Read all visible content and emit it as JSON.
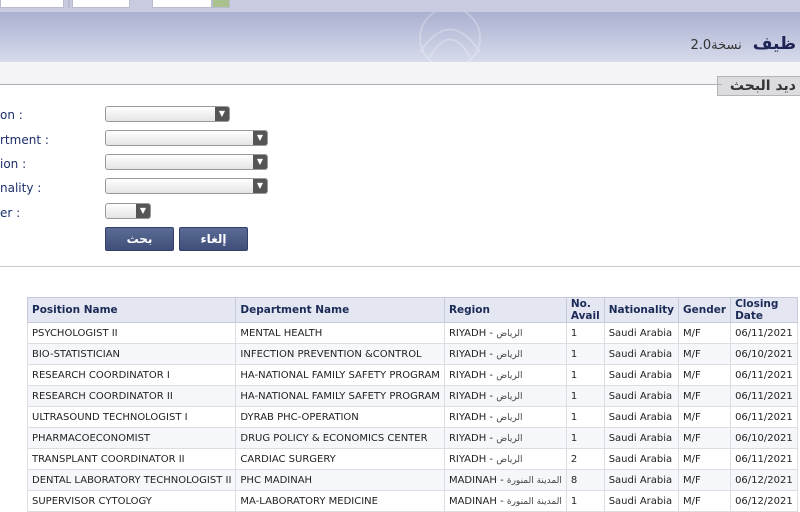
{
  "header": {
    "title": "ظيف",
    "version": "نسخة2.0"
  },
  "search": {
    "title": "ديد البحث",
    "labels": [
      "on :",
      "rtment :",
      "ion :",
      "nality :",
      "er :"
    ],
    "search_button": "بحث",
    "cancel_button": "إلغاء"
  },
  "table": {
    "headers": [
      "Position Name",
      "Department Name",
      "Region",
      "No. Avail",
      "Nationality",
      "Gender",
      "Closing Date"
    ],
    "rows": [
      {
        "position": "PSYCHOLOGIST II",
        "department": "MENTAL HEALTH",
        "region": "RIYADH -",
        "region_ar": "الرياض",
        "avail": "1",
        "nationality": "Saudi Arabia",
        "gender": "M/F",
        "closing": "06/11/2021"
      },
      {
        "position": "BIO-STATISTICIAN",
        "department": "INFECTION PREVENTION &CONTROL",
        "region": "RIYADH -",
        "region_ar": "الرياض",
        "avail": "1",
        "nationality": "Saudi Arabia",
        "gender": "M/F",
        "closing": "06/10/2021"
      },
      {
        "position": "RESEARCH COORDINATOR I",
        "department": "HA-NATIONAL FAMILY SAFETY PROGRAM",
        "region": "RIYADH -",
        "region_ar": "الرياض",
        "avail": "1",
        "nationality": "Saudi Arabia",
        "gender": "M/F",
        "closing": "06/11/2021"
      },
      {
        "position": "RESEARCH COORDINATOR II",
        "department": "HA-NATIONAL FAMILY SAFETY PROGRAM",
        "region": "RIYADH -",
        "region_ar": "الرياض",
        "avail": "1",
        "nationality": "Saudi Arabia",
        "gender": "M/F",
        "closing": "06/11/2021"
      },
      {
        "position": "ULTRASOUND TECHNOLOGIST I",
        "department": "DYRAB PHC-OPERATION",
        "region": "RIYADH -",
        "region_ar": "الرياض",
        "avail": "1",
        "nationality": "Saudi Arabia",
        "gender": "M/F",
        "closing": "06/11/2021"
      },
      {
        "position": "PHARMACOECONOMIST",
        "department": "DRUG POLICY & ECONOMICS CENTER",
        "region": "RIYADH -",
        "region_ar": "الرياض",
        "avail": "1",
        "nationality": "Saudi Arabia",
        "gender": "M/F",
        "closing": "06/10/2021"
      },
      {
        "position": "TRANSPLANT COORDINATOR II",
        "department": "CARDIAC SURGERY",
        "region": "RIYADH -",
        "region_ar": "الرياض",
        "avail": "2",
        "nationality": "Saudi Arabia",
        "gender": "M/F",
        "closing": "06/11/2021"
      },
      {
        "position": "DENTAL LABORATORY TECHNOLOGIST II",
        "department": "PHC MADINAH",
        "region": "MADINAH -",
        "region_ar": "المدينة المنورة",
        "avail": "8",
        "nationality": "Saudi Arabia",
        "gender": "M/F",
        "closing": "06/12/2021"
      },
      {
        "position": "SUPERVISOR CYTOLOGY",
        "department": "MA-LABORATORY MEDICINE",
        "region": "MADINAH -",
        "region_ar": "المدينة المنورة",
        "avail": "1",
        "nationality": "Saudi Arabia",
        "gender": "M/F",
        "closing": "06/12/2021"
      }
    ]
  }
}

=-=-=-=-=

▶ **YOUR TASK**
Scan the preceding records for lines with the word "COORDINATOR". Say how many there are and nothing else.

▶ **EXPECTED OUTPUT**
3